-- MATERIAL TO PROCESS follows --

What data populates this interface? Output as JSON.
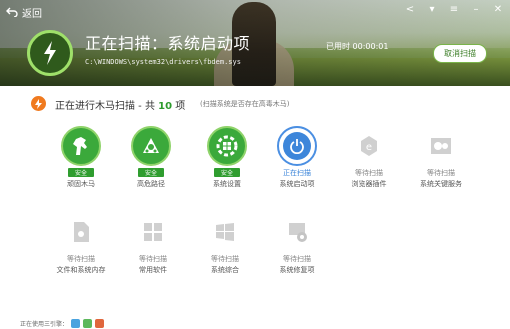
{
  "header": {
    "back_label": "返回",
    "title": "正在扫描：系统启动项",
    "path": "C:\\WINDOWS\\system32\\drivers\\fbdem.sys",
    "elapsed": "已用时 00:00:01",
    "cancel_label": "取消扫描"
  },
  "status": {
    "prefix": "正在进行木马扫描 - 共",
    "count": "10",
    "suffix": "项",
    "hint": "(扫描系统是否存在高毒木马)"
  },
  "items": [
    {
      "label": "顽固木马",
      "status": "安全",
      "state": "safe",
      "icon": "horse-icon"
    },
    {
      "label": "高危路径",
      "status": "安全",
      "state": "safe",
      "icon": "network-icon"
    },
    {
      "label": "系统设置",
      "status": "安全",
      "state": "safe",
      "icon": "windows-gear-icon"
    },
    {
      "label": "系统启动项",
      "status": "正在扫描",
      "state": "scanning",
      "icon": "power-icon"
    },
    {
      "label": "浏览器插件",
      "status": "等待扫描",
      "state": "waiting",
      "icon": "ie-icon"
    },
    {
      "label": "系统关键服务",
      "status": "等待扫描",
      "state": "waiting",
      "icon": "service-gear-icon"
    },
    {
      "label": "文件和系统内存",
      "status": "等待扫描",
      "state": "waiting",
      "icon": "file-icon"
    },
    {
      "label": "常用软件",
      "status": "等待扫描",
      "state": "waiting",
      "icon": "apps-icon"
    },
    {
      "label": "系统综合",
      "status": "等待扫描",
      "state": "waiting",
      "icon": "windows-icon"
    },
    {
      "label": "系统修复项",
      "status": "等待扫描",
      "state": "waiting",
      "icon": "repair-icon"
    }
  ],
  "footer": {
    "label": "正在使用三引擎："
  },
  "colors": {
    "safe": "#3ba93b",
    "scanning": "#3d86da",
    "waiting": "#c8c8c8",
    "status_icon": "#f07a1f"
  }
}
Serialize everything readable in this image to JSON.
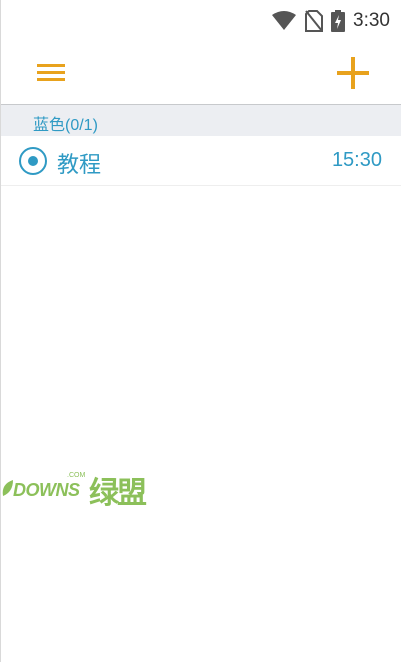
{
  "status_bar": {
    "time": "3:30",
    "icons": [
      "wifi-icon",
      "no-sim-icon",
      "battery-charging-icon"
    ]
  },
  "toolbar": {
    "menu_icon": "hamburger-menu-icon",
    "add_icon": "plus-icon",
    "accent_color": "#e8a21d"
  },
  "group": {
    "label": "蓝色(0/1)"
  },
  "items": [
    {
      "title": "教程",
      "time": "15:30",
      "color": "#2f9ac4"
    }
  ],
  "watermark": {
    "brand": "DOWNS",
    "suffix": ".COM",
    "chinese": "绿盟"
  }
}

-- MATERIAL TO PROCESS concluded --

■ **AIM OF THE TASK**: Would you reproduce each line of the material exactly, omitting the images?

■ **RESPONSE TO THIS EXERCISE**:
What data populates this interface? Output as JSON.
{
  "header": {
    "back_label": "返回",
    "title": "正在扫描：系统启动项",
    "path": "C:\\WINDOWS\\system32\\drivers\\fbdem.sys",
    "elapsed": "已用时 00:00:01",
    "cancel_label": "取消扫描"
  },
  "status": {
    "prefix": "正在进行木马扫描 - 共",
    "count": "10",
    "suffix": "项",
    "hint": "(扫描系统是否存在高毒木马)"
  },
  "items": [
    {
      "label": "顽固木马",
      "status": "安全",
      "state": "safe",
      "icon": "horse-icon"
    },
    {
      "label": "高危路径",
      "status": "安全",
      "state": "safe",
      "icon": "network-icon"
    },
    {
      "label": "系统设置",
      "status": "安全",
      "state": "safe",
      "icon": "windows-gear-icon"
    },
    {
      "label": "系统启动项",
      "status": "正在扫描",
      "state": "scanning",
      "icon": "power-icon"
    },
    {
      "label": "浏览器插件",
      "status": "等待扫描",
      "state": "waiting",
      "icon": "ie-icon"
    },
    {
      "label": "系统关键服务",
      "status": "等待扫描",
      "state": "waiting",
      "icon": "service-gear-icon"
    },
    {
      "label": "文件和系统内存",
      "status": "等待扫描",
      "state": "waiting",
      "icon": "file-icon"
    },
    {
      "label": "常用软件",
      "status": "等待扫描",
      "state": "waiting",
      "icon": "apps-icon"
    },
    {
      "label": "系统综合",
      "status": "等待扫描",
      "state": "waiting",
      "icon": "windows-icon"
    },
    {
      "label": "系统修复项",
      "status": "等待扫描",
      "state": "waiting",
      "icon": "repair-icon"
    }
  ],
  "footer": {
    "label": "正在使用三引擎："
  },
  "colors": {
    "safe": "#3ba93b",
    "scanning": "#3d86da",
    "waiting": "#c8c8c8",
    "status_icon": "#f07a1f"
  }
}
Serialize everything readable in this image to JSON.
{
  "status_bar": {
    "time": "3:30",
    "icons": [
      "wifi-icon",
      "no-sim-icon",
      "battery-charging-icon"
    ]
  },
  "toolbar": {
    "menu_icon": "hamburger-menu-icon",
    "add_icon": "plus-icon",
    "accent_color": "#e8a21d"
  },
  "group": {
    "label": "蓝色(0/1)"
  },
  "items": [
    {
      "title": "教程",
      "time": "15:30",
      "color": "#2f9ac4"
    }
  ],
  "watermark": {
    "brand": "DOWNS",
    "suffix": ".COM",
    "chinese": "绿盟"
  }
}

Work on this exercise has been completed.